Print out the entries exactly, and include each one.

►

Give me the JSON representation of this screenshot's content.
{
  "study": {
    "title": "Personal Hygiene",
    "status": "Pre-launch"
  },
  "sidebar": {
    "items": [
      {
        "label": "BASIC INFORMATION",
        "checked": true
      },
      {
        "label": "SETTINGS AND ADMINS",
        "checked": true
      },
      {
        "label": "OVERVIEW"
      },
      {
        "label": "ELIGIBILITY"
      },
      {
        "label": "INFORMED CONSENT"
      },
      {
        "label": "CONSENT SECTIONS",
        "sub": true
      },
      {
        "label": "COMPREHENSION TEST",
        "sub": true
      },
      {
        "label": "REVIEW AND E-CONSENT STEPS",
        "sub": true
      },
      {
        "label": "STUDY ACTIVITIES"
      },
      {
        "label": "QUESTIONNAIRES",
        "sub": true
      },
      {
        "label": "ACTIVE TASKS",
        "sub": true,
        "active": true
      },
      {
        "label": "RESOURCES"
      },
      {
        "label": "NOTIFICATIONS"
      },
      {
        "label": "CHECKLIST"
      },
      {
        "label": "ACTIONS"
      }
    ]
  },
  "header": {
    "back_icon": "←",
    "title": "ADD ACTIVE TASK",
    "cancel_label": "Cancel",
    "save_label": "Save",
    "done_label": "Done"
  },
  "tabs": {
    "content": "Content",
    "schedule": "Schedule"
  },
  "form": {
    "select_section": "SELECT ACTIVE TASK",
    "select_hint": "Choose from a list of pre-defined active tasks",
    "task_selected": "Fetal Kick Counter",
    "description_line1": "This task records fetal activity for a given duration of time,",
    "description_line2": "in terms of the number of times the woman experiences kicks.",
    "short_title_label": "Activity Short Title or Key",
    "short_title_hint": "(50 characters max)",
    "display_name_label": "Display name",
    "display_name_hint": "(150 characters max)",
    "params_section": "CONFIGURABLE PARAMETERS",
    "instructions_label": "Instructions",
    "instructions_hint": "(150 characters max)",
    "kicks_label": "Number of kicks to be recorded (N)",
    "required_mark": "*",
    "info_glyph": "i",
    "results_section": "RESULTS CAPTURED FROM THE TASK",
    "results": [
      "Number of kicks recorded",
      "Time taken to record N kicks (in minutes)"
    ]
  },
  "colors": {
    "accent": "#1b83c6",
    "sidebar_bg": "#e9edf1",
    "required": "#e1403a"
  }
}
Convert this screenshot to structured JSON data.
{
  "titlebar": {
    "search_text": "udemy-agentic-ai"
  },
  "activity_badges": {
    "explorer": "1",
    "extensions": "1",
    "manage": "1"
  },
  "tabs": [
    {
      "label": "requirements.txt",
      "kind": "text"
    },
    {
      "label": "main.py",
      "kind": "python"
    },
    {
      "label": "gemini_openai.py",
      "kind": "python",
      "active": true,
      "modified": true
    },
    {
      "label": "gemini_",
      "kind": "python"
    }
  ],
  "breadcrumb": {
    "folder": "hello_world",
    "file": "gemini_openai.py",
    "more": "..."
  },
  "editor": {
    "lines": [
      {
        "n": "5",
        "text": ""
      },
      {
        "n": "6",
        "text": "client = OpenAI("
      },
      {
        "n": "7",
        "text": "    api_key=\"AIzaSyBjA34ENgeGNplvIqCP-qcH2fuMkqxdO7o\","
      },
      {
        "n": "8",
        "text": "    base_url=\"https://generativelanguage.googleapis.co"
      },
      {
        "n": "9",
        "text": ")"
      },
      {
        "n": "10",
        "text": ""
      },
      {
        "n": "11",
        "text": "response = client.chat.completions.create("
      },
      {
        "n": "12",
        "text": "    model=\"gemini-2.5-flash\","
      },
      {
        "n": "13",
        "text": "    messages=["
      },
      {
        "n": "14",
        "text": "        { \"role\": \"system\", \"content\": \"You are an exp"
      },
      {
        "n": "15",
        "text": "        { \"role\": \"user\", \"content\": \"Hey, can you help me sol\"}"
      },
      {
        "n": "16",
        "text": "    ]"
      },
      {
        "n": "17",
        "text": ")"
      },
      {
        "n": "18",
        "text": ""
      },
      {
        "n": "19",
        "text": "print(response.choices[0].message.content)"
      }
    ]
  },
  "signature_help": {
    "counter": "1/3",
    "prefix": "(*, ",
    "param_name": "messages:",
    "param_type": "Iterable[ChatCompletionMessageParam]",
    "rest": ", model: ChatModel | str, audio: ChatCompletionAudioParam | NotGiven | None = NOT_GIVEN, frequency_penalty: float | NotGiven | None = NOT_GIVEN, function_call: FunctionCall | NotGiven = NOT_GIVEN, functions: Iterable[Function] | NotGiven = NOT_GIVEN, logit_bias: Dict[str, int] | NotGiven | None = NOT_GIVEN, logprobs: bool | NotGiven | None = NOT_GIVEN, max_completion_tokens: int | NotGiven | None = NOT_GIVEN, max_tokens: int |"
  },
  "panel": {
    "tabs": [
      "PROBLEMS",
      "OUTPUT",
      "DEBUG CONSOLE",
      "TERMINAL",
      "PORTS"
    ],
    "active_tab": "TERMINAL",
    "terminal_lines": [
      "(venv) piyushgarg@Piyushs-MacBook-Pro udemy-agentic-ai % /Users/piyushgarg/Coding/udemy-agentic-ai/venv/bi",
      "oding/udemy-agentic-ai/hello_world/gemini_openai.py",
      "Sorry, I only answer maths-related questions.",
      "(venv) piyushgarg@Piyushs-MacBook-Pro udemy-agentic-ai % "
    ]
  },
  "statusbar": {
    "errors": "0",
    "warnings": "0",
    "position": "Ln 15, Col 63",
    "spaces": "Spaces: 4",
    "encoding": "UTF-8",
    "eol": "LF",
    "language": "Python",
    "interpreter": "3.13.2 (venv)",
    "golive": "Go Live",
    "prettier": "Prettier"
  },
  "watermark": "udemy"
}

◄

Reply |
Give me the JSON representation of this screenshot's content.
{
  "study": {
    "title": "Personal Hygiene",
    "status": "Pre-launch"
  },
  "sidebar": {
    "items": [
      {
        "label": "BASIC INFORMATION",
        "checked": true
      },
      {
        "label": "SETTINGS AND ADMINS",
        "checked": true
      },
      {
        "label": "OVERVIEW"
      },
      {
        "label": "ELIGIBILITY"
      },
      {
        "label": "INFORMED CONSENT"
      },
      {
        "label": "CONSENT SECTIONS",
        "sub": true
      },
      {
        "label": "COMPREHENSION TEST",
        "sub": true
      },
      {
        "label": "REVIEW AND E-CONSENT STEPS",
        "sub": true
      },
      {
        "label": "STUDY ACTIVITIES"
      },
      {
        "label": "QUESTIONNAIRES",
        "sub": true
      },
      {
        "label": "ACTIVE TASKS",
        "sub": true,
        "active": true
      },
      {
        "label": "RESOURCES"
      },
      {
        "label": "NOTIFICATIONS"
      },
      {
        "label": "CHECKLIST"
      },
      {
        "label": "ACTIONS"
      }
    ]
  },
  "header": {
    "back_icon": "←",
    "title": "ADD ACTIVE TASK",
    "cancel_label": "Cancel",
    "save_label": "Save",
    "done_label": "Done"
  },
  "tabs": {
    "content": "Content",
    "schedule": "Schedule"
  },
  "form": {
    "select_section": "SELECT ACTIVE TASK",
    "select_hint": "Choose from a list of pre-defined active tasks",
    "task_selected": "Fetal Kick Counter",
    "description_line1": "This task records fetal activity for a given duration of time,",
    "description_line2": "in terms of the number of times the woman experiences kicks.",
    "short_title_label": "Activity Short Title or Key",
    "short_title_hint": "(50 characters max)",
    "display_name_label": "Display name",
    "display_name_hint": "(150 characters max)",
    "params_section": "CONFIGURABLE PARAMETERS",
    "instructions_label": "Instructions",
    "instructions_hint": "(150 characters max)",
    "kicks_label": "Number of kicks to be recorded (N)",
    "required_mark": "*",
    "info_glyph": "i",
    "results_section": "RESULTS CAPTURED FROM THE TASK",
    "results": [
      "Number of kicks recorded",
      "Time taken to record N kicks (in minutes)"
    ]
  },
  "colors": {
    "accent": "#1b83c6",
    "sidebar_bg": "#e9edf1",
    "required": "#e1403a"
  }
}
Convert this screenshot to structured JSON data.
{
  "titlebar": {
    "search_text": "udemy-agentic-ai"
  },
  "activity_badges": {
    "explorer": "1",
    "extensions": "1",
    "manage": "1"
  },
  "tabs": [
    {
      "label": "requirements.txt",
      "kind": "text"
    },
    {
      "label": "main.py",
      "kind": "python"
    },
    {
      "label": "gemini_openai.py",
      "kind": "python",
      "active": true,
      "modified": true
    },
    {
      "label": "gemini_",
      "kind": "python"
    }
  ],
  "breadcrumb": {
    "folder": "hello_world",
    "file": "gemini_openai.py",
    "more": "..."
  },
  "editor": {
    "lines": [
      {
        "n": "5",
        "text": ""
      },
      {
        "n": "6",
        "text": "client = OpenAI("
      },
      {
        "n": "7",
        "text": "    api_key=\"AIzaSyBjA34ENgeGNplvIqCP-qcH2fuMkqxdO7o\","
      },
      {
        "n": "8",
        "text": "    base_url=\"https://generativelanguage.googleapis.co"
      },
      {
        "n": "9",
        "text": ")"
      },
      {
        "n": "10",
        "text": ""
      },
      {
        "n": "11",
        "text": "response = client.chat.completions.create("
      },
      {
        "n": "12",
        "text": "    model=\"gemini-2.5-flash\","
      },
      {
        "n": "13",
        "text": "    messages=["
      },
      {
        "n": "14",
        "text": "        { \"role\": \"system\", \"content\": \"You are an exp"
      },
      {
        "n": "15",
        "text": "        { \"role\": \"user\", \"content\": \"Hey, can you help me sol\"}"
      },
      {
        "n": "16",
        "text": "    ]"
      },
      {
        "n": "17",
        "text": ")"
      },
      {
        "n": "18",
        "text": ""
      },
      {
        "n": "19",
        "text": "print(response.choices[0].message.content)"
      }
    ]
  },
  "signature_help": {
    "counter": "1/3",
    "prefix": "(*, ",
    "param_name": "messages:",
    "param_type": "Iterable[ChatCompletionMessageParam]",
    "rest": ", model: ChatModel | str, audio: ChatCompletionAudioParam | NotGiven | None = NOT_GIVEN, frequency_penalty: float | NotGiven | None = NOT_GIVEN, function_call: FunctionCall | NotGiven = NOT_GIVEN, functions: Iterable[Function] | NotGiven = NOT_GIVEN, logit_bias: Dict[str, int] | NotGiven | None = NOT_GIVEN, logprobs: bool | NotGiven | None = NOT_GIVEN, max_completion_tokens: int | NotGiven | None = NOT_GIVEN, max_tokens: int |"
  },
  "panel": {
    "tabs": [
      "PROBLEMS",
      "OUTPUT",
      "DEBUG CONSOLE",
      "TERMINAL",
      "PORTS"
    ],
    "active_tab": "TERMINAL",
    "terminal_lines": [
      "(venv) piyushgarg@Piyushs-MacBook-Pro udemy-agentic-ai % /Users/piyushgarg/Coding/udemy-agentic-ai/venv/bi",
      "oding/udemy-agentic-ai/hello_world/gemini_openai.py",
      "Sorry, I only answer maths-related questions.",
      "(venv) piyushgarg@Piyushs-MacBook-Pro udemy-agentic-ai % "
    ]
  },
  "statusbar": {
    "errors": "0",
    "warnings": "0",
    "position": "Ln 15, Col 63",
    "spaces": "Spaces: 4",
    "encoding": "UTF-8",
    "eol": "LF",
    "language": "Python",
    "interpreter": "3.13.2 (venv)",
    "golive": "Go Live",
    "prettier": "Prettier"
  },
  "watermark": "udemy"
}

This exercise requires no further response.